━━━ INPUT DATA ━━━

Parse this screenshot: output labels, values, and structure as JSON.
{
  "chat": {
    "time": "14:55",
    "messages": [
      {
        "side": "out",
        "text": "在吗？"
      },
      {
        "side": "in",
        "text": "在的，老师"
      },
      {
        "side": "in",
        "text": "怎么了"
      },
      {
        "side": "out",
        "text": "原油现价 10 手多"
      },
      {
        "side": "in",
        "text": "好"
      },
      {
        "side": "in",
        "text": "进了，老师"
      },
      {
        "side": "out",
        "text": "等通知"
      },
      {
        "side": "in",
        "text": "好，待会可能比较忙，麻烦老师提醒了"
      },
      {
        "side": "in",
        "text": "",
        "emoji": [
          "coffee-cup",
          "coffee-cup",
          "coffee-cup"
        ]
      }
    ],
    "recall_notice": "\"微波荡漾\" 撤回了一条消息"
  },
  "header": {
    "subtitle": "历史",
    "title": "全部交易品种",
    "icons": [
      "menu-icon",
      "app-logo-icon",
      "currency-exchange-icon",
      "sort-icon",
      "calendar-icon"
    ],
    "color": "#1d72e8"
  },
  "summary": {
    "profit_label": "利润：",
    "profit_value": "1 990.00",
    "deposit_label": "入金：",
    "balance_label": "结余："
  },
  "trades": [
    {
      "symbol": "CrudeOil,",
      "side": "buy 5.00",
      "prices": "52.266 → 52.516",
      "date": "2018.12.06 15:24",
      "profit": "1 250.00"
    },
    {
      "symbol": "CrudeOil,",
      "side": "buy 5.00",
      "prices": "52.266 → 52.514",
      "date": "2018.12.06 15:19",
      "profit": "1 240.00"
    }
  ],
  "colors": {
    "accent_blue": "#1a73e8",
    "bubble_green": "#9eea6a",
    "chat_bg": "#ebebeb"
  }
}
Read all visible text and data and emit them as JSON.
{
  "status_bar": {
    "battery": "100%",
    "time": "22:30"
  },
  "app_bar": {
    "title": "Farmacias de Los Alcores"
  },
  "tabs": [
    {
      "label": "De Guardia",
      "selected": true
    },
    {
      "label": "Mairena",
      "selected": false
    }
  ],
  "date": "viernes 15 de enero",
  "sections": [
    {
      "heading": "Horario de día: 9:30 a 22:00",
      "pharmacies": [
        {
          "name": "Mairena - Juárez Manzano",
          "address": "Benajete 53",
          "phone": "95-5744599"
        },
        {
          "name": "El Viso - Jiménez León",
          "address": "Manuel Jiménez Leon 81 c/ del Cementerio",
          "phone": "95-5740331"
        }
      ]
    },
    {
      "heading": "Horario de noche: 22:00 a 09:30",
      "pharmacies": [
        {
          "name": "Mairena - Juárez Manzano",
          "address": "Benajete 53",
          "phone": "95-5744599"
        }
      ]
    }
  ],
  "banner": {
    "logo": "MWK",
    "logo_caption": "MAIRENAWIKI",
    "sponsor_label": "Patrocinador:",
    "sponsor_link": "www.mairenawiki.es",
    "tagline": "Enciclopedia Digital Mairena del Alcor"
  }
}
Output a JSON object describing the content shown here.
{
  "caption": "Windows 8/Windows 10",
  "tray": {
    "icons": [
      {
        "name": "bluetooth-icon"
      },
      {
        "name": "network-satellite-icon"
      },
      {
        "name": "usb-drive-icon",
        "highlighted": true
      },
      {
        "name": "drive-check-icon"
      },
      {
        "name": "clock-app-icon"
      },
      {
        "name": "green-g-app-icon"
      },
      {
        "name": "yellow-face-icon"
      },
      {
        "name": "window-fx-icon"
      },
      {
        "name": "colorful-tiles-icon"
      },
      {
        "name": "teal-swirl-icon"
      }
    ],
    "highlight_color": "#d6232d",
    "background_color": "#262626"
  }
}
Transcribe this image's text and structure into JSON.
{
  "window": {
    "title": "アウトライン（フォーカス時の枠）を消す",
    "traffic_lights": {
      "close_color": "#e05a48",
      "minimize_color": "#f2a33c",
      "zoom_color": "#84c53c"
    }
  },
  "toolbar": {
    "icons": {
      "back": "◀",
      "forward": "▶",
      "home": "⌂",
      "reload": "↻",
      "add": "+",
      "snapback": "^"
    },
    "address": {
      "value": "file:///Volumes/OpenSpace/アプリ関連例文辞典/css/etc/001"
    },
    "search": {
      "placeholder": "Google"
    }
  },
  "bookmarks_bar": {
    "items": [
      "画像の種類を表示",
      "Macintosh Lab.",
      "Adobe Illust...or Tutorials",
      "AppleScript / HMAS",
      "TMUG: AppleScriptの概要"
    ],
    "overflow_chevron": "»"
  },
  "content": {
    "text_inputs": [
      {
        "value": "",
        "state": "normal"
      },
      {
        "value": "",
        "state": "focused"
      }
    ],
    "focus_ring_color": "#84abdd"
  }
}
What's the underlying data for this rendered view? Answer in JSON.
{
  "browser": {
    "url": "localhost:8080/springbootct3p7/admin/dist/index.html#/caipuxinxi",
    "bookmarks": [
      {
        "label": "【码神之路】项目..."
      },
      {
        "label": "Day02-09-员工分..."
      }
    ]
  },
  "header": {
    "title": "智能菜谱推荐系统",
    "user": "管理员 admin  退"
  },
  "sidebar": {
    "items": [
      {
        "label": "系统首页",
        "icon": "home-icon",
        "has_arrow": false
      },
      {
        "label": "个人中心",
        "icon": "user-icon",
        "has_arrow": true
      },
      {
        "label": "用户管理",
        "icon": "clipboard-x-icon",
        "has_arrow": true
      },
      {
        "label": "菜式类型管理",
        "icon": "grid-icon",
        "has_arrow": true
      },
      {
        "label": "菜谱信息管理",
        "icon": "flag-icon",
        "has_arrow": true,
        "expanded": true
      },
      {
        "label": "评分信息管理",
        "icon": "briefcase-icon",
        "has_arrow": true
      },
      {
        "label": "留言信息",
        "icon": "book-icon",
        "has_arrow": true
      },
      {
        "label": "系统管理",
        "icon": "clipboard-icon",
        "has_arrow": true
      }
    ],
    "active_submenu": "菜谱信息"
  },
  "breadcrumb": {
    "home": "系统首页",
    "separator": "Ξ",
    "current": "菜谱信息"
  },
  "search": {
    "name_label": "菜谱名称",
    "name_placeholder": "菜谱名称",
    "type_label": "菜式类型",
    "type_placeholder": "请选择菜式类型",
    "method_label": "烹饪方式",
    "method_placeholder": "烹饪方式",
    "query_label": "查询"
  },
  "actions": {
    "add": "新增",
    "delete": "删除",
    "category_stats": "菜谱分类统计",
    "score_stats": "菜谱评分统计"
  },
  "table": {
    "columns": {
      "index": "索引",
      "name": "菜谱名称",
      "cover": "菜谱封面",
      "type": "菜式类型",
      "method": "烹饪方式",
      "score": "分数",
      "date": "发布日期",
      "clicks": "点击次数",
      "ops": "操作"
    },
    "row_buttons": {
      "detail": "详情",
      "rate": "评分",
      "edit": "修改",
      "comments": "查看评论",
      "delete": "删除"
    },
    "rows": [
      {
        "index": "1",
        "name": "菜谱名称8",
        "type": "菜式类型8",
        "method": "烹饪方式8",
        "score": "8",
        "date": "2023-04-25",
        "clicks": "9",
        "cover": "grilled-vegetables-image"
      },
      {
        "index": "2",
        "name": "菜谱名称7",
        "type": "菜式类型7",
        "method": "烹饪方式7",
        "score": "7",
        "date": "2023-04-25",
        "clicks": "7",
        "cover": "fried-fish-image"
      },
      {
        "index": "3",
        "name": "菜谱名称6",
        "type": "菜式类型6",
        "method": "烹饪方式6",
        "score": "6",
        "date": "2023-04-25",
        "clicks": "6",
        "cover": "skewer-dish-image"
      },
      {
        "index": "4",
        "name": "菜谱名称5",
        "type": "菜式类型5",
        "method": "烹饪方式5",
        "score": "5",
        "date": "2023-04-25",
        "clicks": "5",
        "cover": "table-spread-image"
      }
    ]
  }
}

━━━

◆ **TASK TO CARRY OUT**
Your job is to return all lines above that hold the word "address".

◆ **TASK OUTPUT**
          "address": "Benajete 53",
          "address": "Manuel Jiménez Leon 81 c/ del Cementerio",
          "address": "Benajete 53",
    "address": {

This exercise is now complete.